HIIT vs Interval Training: if you’re wondering what’s the big difference, read on!
HIIT-style training is often confused with Interval style training. Both of these workout styles comprise short bursts of a variety of exercises with short periods of rest in between.
Modern-day times have seen the rise in the popularity of many different forms of exercise, all with their own list of benefits and unique twists.
When paging through any magazine or looking at popular workout videos, one style seems to be at the forefront; HIIT-style training (High-Intensity Interval Training).
Why is HIIT so popular?
It’s quick, doesn’t require a lot of space and there is a high probability that you will find some form of HIIT class at your local gym.
But is it as efficient and successful as some have suggested?
A recent study was done by the Swedish School of Sport and Health Sciences and the Karolinska Institute, both in Stockholm, has shown that although HIIT-ing it hard every few days a week has its advantages, it is not the most efficient form of exercise.
HIIT vs Interval Training: What’s The Big Difference?

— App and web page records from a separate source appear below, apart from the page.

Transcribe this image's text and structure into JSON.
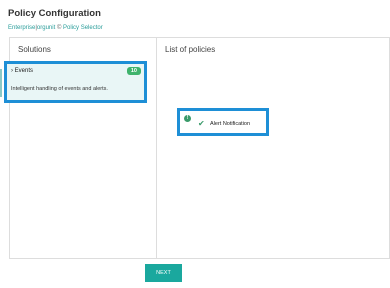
{
  "header": {
    "title": "Policy Configuration",
    "breadcrumb": {
      "root": "Enterprise",
      "sep1": "|",
      "org": "orgunit",
      "sep2": "©",
      "current": "Policy Selector"
    }
  },
  "solutions": {
    "heading": "Solutions",
    "items": [
      {
        "chevron": "›",
        "name": "Events",
        "count": "10",
        "description": "Intelligent handling of events and alerts."
      }
    ]
  },
  "policies": {
    "heading": "List of policies",
    "items": [
      {
        "info_glyph": "!",
        "check_glyph": "✔",
        "label": "Alert Notification"
      }
    ]
  },
  "footer": {
    "next_label": "NEXT"
  },
  "colors": {
    "accent": "#1aa89e",
    "highlight_border": "#1e8fd6",
    "badge": "#3fb36c"
  },
  "icons": [
    "chevron-right-icon",
    "info-icon",
    "check-icon"
  ]
}
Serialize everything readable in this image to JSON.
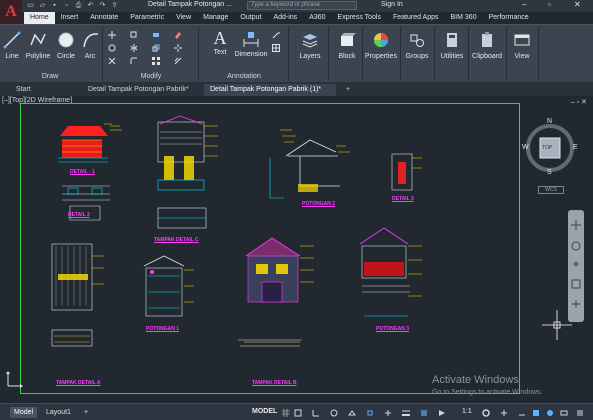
{
  "app": {
    "logo": "A",
    "title": "Detail Tampak Potongan ...",
    "search_placeholder": "Type a keyword or phrase",
    "signin": "Sign In"
  },
  "ribbon_tabs": [
    "Home",
    "Insert",
    "Annotate",
    "Parametric",
    "View",
    "Manage",
    "Output",
    "Add-ins",
    "A360",
    "Express Tools",
    "Featured Apps",
    "BIM 360",
    "Performance"
  ],
  "ribbon": {
    "draw": {
      "label": "Draw",
      "tools": [
        "Line",
        "Polyline",
        "Circle",
        "Arc"
      ]
    },
    "modify": {
      "label": "Modify"
    },
    "annotation": {
      "label": "Annotation",
      "tools": [
        "Text",
        "Dimension"
      ]
    },
    "large_tools": [
      "Layers",
      "Block",
      "Properties",
      "Groups",
      "Utilities",
      "Clipboard",
      "View"
    ]
  },
  "doc_tabs": {
    "start": "Start",
    "tab1": "Detail Tampak Potongan Pabrik*",
    "tab2": "Detail Tampak Potongan Pabrik (1)*",
    "plus": "+"
  },
  "viewport": {
    "label": "[–][Top][2D Wireframe]",
    "controls": "– ▫ ✕"
  },
  "drawing_labels": {
    "detail_1": "DETAIL - 1",
    "detail_2": "DETAIL 2",
    "tampak_detail_a": "TAMPAK DETAIL A",
    "tampak_detail_b": "TAMPAK DETAIL B",
    "tampak_detail_c": "TAMPAK DETAIL C",
    "potongan_1": "POTONGAN 1",
    "potongan_2": "POTONGAN 2",
    "potongan_3": "POTONGAN 3",
    "detail_3": "DETAIL 3"
  },
  "navigation": {
    "compass": {
      "n": "N",
      "s": "S",
      "e": "E",
      "w": "W",
      "top": "TOP"
    },
    "wcs": "WCS"
  },
  "watermark": {
    "title": "Activate Windows",
    "subtitle": "Go to Settings to activate Windows."
  },
  "status": {
    "model_tab": "Model",
    "layout_tab": "Layout1",
    "plus": "+",
    "model_button": "MODEL",
    "scale": "1:1"
  }
}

HIIT-style training – a combination of aerobic and strength training exercises.
Workout structure: high-impact exercises (sets) done in short bursts (30sec – 1min) with a short period of rest in between each set.
Examples: cross-fit and the BBG-program.
Benefits: good for a time-crunched schedule and it’s a fast way to become fit and lose weight.
Detriments: sets/exercises aren’t done for a long enough time period; it is difficult to maintain the same level and standard of activity needed for HIIT to be successful; you rest 3 to 4 times a week, which reverses the benefits and results of training; your body tires out and the mitochondria suffers long term.
Interval Training – aerobic exercises.
Workout structure: lower impact exercises where heart rate is 80% and above max. capacity for longer periods of time (three-five minutes) per interval (set) with short periods of rest in between.
Examples: 4-by-4-Norway; 10-by-1.
Benefits include; heart health, prevention of heart disease; weight loss.
Detriments: it may take longer to see results.
Which is best for your workout?
Either form has benefits, and both are time-efficient.
It will depend on your style of training and what you’re physically capable of doing. It’s important to remember that the emphasis should be on intensity.
Keep your training session under an hour, any longer and it will have diminishing returns on your results and health.
As with any workout style that you choose, it is important to enjoy the workout, otherwise, you won’t be able to maintain it, no matter how fast you see results.
To read more about what’s best for your health and fitness routine, click here.